Over the course of the next eight-and-a-half months, we were privileged to serve more than half a million meals and to provide chiropractors, massage therapists, podiatrists, grief counselors, food-service personnel and clergy to relief workers in a ministry that went around the clock day after day, month after month. To me, this nine-month ministry at St. Paul’s was nothing less than a glimpse into the truth of the kingdom of God.
In addition to overseeing relief efforts at St. Paul’s Chapel, I also made it a priority every day to make a “pastoral visit” into the World Trade Center site.

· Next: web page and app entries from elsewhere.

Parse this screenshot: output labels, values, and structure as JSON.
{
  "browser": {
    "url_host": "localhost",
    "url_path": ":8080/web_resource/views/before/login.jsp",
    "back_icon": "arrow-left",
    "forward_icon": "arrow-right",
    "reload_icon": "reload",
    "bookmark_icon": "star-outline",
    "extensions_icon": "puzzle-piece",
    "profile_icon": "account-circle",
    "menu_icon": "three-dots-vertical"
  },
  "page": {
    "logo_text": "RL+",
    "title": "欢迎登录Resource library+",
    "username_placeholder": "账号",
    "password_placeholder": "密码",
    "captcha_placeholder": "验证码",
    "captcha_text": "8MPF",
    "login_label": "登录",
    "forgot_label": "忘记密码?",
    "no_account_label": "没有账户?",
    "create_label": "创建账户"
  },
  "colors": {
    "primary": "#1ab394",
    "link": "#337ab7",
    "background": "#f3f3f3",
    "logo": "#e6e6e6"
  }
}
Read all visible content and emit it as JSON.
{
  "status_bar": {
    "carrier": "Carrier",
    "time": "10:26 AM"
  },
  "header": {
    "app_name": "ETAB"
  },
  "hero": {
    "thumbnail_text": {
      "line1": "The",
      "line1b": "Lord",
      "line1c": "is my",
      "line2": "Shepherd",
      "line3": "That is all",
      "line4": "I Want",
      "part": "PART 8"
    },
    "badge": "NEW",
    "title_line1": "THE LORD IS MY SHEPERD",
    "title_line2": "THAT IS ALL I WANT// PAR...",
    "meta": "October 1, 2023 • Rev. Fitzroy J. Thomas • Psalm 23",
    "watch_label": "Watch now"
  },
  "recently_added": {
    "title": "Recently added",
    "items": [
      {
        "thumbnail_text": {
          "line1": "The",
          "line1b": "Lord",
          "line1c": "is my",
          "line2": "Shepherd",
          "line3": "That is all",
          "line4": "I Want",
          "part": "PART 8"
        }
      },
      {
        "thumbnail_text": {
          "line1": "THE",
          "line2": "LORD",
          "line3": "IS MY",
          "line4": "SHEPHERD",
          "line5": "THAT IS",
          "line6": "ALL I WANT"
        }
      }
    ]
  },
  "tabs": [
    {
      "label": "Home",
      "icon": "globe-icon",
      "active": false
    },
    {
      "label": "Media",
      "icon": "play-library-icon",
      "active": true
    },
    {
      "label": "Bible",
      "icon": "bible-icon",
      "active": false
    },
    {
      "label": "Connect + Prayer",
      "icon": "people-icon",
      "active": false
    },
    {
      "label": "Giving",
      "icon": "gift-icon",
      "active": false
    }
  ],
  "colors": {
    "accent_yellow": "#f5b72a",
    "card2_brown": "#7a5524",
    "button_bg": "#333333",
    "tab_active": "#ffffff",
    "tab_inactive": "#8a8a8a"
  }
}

As I walked through it, smelling the smells, hearing the sounds, seeing these overwhelming sights -- twisted, gnarly steel and debris and the agonizing faces of the men and women doing the digging -- and as I said last rites and prayers and blessings over body bags and remains, the question kept coming to me, day after day after day: “How in God’s name do we end this cycle of violence, revenge and retribution?”
The answer did not come to me quickly, nor was it easy. Over time, the answer to my heartfelt, gut-wrenching question emerged as the word “forgiveness.” Forgiveness, as Jesus had done on the cross when he was slandered and crucified.
Forgiveness had been at the heart of my faith all along. While I had been preaching about forgiveness for 12 years as a pastor, Jesus’ agonizing words from the cross, “Father, forgive them for they know not what they do,” suddenly had deep meaning for me. In the context of the devastation and the agony referred to as Ground Zero, I finally caught a glimpse of the message of the one to whom I had dedicated my life.
Forgiveness. By choosing to forgive, we choose intentionally not to perpetuate the cycle of violence and revenge. By choosing to forgive, we stand in awe of the horrors that can happen to people in this world, and we decide neither to participate in them nor repay them.
Forgiveness is healing
Gandhi once said, rightfully so, that “an eye for an eye leaves both eyes blind.” Forgiveness allows us to replace “an eye for an eye” with “an eye for a heart.” A while ago, I connected with the work of Dr. Frederic Luskin, who is director of the Stanford University Forgiveness Projects. He is the author of the bestselling book Forgive for Good: A Proven Prescription for Health and Happiness.
Luskin’s work shows that learning to forgive is good for our physical and emotional health. His research has shown that forgiveness reduces blood pressure, releases anger, anxiety and stress, and increases hope, compassion and wellness in those willing to forgive. As stated on the book’s jacket, “Holding a grudge is hazardous for your health.”
The Stanford Forgiveness Projects created a simple methodology that shows us step by step how to forgive those who have trespassed against us. Luskin’s nine steps of forgiveness provide a technology, so to speak, to be able to do what Jesus has asked us to do these 2,000 years since his death.
Luskin says forgiveness does not mean that we excuse evil acts perpetrated against us. It does not mean that we can’t or shouldn’t defend ourselves, nor does it mean that we condone destructive behavior.
Forgiveness does not even mean that we must reconcile ourselves with the perpetrator. Forgiveness means that we take stock of what has happened, we grieve our losses and we deliberately make the world a better place by not repaying violence for violence.
What I urge is that, five years after the horrific attacks of 9/11, we, the church community, publicly commit ourselves to the message of forgiveness. We commit to teaching forgiveness and, where possible, model a forgiving nature. We commit to the vision of 9/12, where everyone does his or her piece to heal this world that is riddled with hatred and violence.
We commit ourselves to releasing our grudges and grievances and to teaching our parishes to do so as well. Finally, we commit to learn how to forgive, whether that is through prayer or by partnering with those who have proven technologies, such as Frederic Luskin’s, so that forgiveness becomes more common in this world than anger and revenge.